So, in this month of “Dropping In…Out…and By”, I’d like to suggest this: With all this extra time you have at home, curate your life story. Shape it. Make it glow. And tell us all about the wins. Drop into the tale the ‘up’s’. The moments you survived and thrived. The moments that brought you understanding, compassion, and yes, joy.
I’m not suggesting you drop the lessons learned the hard way. Only that after you detail the pain, share the glory. Sharing that story is one we all need to hear.
And once we can do ‘social undistancing’ again, I’d sit in the chair next to you all day long and listen to that one.
Our avowed aim every month is to fling some Light. Just that. A small piece, yes, but in a world with so many anxious, worried hearts, a worthy one.
We were almost ready to ‘go to post’ with March’s newsletter, when we shifted into a new theme. This is issue is all about the Coronavirus.
We bring, as always, a mix of different voices weighing in.
And here’s the thing: we live in a fascinating world. Social media was constructed in part as a means of bringing us closer. I’m thinking of Facebook’s beginnings here, along with other platforms—not the DARPA piece that devised the idea of the Net in the first place.
Closer together. But has it?
In a time where we worry about literally touching other people, it’s good to find ways to know and feel we are still a community.
So this issue is about that: Settling In and Settling Down.
How do we build community when all around us we’re given the very clear and real message that in order to live safely and well, we must isolate ourselves from others?
My hope is that at least one of these voices this month gives you a piece that helps remind you of who you are: A person who has lived through many scares.

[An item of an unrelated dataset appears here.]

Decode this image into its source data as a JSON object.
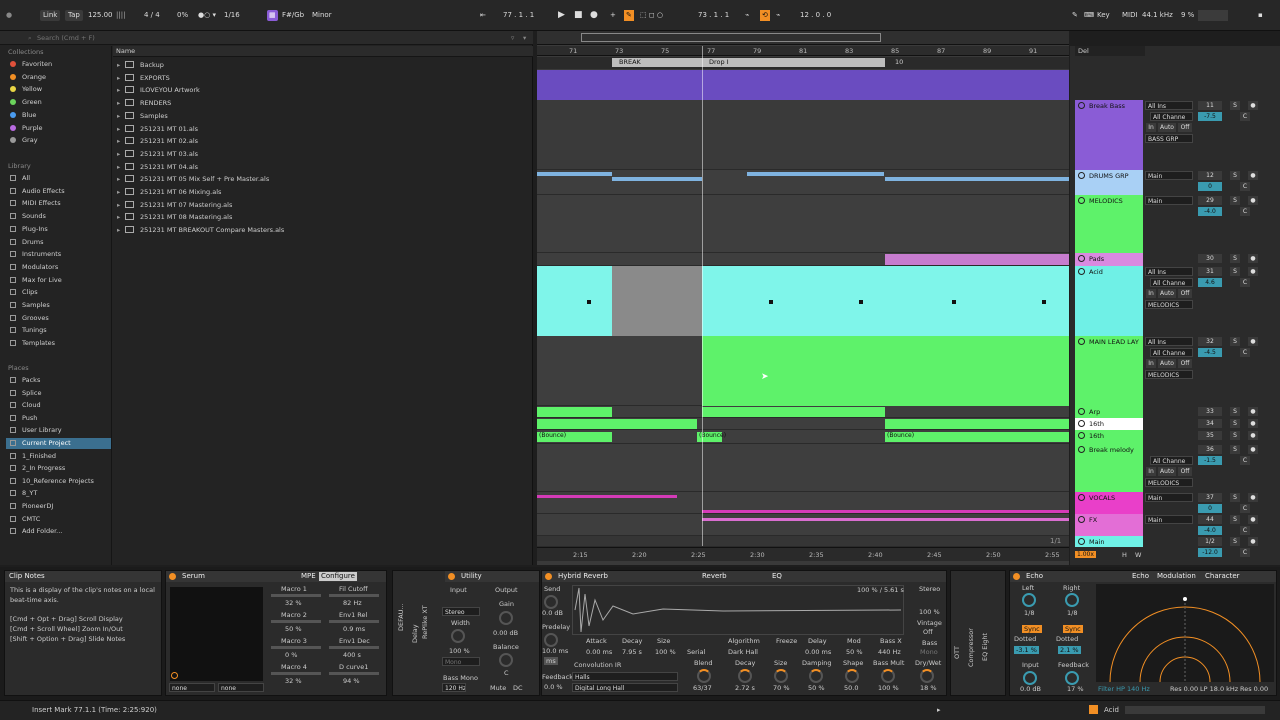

A survivor. A ‘thriver’. A person with skills. With heart. And with the brains and courage to use them both. In. For. And with. Community.